It must be remembered that it is not claimed that the Scripture, any more than their authors, are omniscient.  The information they convey is in the form of human thought, and limited on all sides.  They were not designed to teach philosophy, science, or human history as such.  They were not designed to furnish an infallible system of speculative theology.  They are written in human languages, whose words, inflection, constructions, and idioms bear everywhere indelible traces of human error.  The record itself furnishes evidence that the writers were in large measure dependent for their knowledge upon sources and methods in themselves fallible, and that their personal knowledge and judgments were in many matters hesitating and defective, or even wrong.   Nevertheless, the historical faith of the church has always been that all the affirmations of Scripture of all kinds, whether of spiritual doctrine or duty, or of physical or historical fact, or of psychological or philosophical principle, are without any error when the ipsissima verba of the original autographs are ascertained in their natural and intended sense.  There is a vast difference between exactness of statement, which includes an exhaustive rendering of details, an absolute literalness, which the Scriptures never profess, and accuracy, on the other hand, which secures a correct statement of facts or principles intended to be affirmed.

It is precisely for these reasons that the Old Princeton theologians were such careful interpreters of the Bible and why, for example, they did not obsess over issues such as literal six-day creationism.  Their hermeneutic was sophisticated enough to deal with such matters in a productive fashion.

To be sure, there are many contemporary evangelicals and even some Reformed thinkers who do evince inadequate views of inerrancy. The common denominator here seems to be a tendency to minimize the human dimension of Scripture so as to exalt the divine, and, by extension, to depreciate the importance of interpretation in light of the human historical, cultural, and religious context.  For example, one such individual recently wrote:

Doesn’t the Reformed doctrine of inspiration hold that the omnicompetent Spirit, who searches the unfathomable depths of God’s omniscience (1 Cor 2:10), is the determinative agent who has issued the written text of Scripture down to its very words? And as the “Spirit of truth” (John 16:30), did He not guide the biblical writers into all truth—indeed, could He do any other thing—barring any speck of error that might have otherwise intruded into the text of holy Scripture on account of the writers’ biases, confusion, ignorance, weaknesses, and, yes, exposure to faulty cosmologies?
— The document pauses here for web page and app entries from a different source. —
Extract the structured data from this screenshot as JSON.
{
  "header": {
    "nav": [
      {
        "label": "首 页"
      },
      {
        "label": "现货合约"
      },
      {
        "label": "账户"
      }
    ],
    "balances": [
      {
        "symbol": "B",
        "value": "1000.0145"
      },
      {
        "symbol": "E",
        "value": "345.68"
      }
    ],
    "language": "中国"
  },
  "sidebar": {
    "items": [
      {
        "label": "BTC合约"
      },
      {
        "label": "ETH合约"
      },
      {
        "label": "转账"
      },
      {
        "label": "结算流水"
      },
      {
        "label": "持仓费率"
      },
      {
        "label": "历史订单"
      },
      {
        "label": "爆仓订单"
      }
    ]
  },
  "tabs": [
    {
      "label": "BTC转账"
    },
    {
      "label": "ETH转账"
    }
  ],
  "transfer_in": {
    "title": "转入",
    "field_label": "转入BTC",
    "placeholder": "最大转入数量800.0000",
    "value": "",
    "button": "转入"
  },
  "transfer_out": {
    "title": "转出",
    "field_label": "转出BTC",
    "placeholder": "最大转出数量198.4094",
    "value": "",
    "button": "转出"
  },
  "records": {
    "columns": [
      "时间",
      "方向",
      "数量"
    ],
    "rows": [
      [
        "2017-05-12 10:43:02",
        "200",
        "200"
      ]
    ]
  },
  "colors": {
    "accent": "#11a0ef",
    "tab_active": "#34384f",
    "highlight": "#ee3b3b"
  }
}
As I see it, Christians are obligated to receive the cosmology of Genesis in every detail as the inviolable truth that trumps any competing scientific claim and rebukes every pagan worldview because, as the Divines put it, it is the Word of God.

If such thinking did not emanate from Old Princeton, where did it come from?  A decade ago my good friend Ken Stewart at Covenant College wrote an important article in which he identified the nineteenth-century Swiss theologian Louis Gaussen’s book Theopneustia (French: 1840; ET: 1841, and frequently reprinted since) as a key influence in the rise of fundamentalist views Scripture and inspiration.  According to Stewart, Gaussen presented a view of inspiration that was “monergistic” (focused entirely upon divine agency), “oracular” (in that the mode of prophetic inspiration was the norm for all of Scripture),  “deductive” (rather than inductively focusing on the phenomena of Scripture itself), and “tending to rationalism” (in that Gaussen placed great stress on being able to solve alleged Bible “difficulties”).   Though, as George Marsden and others have demonstrated, the nineteenth and twentieth-century rise of popular fundamentalist views of Scripture is a complex issue, Stewart has undoubtedly identified a key influence in their development.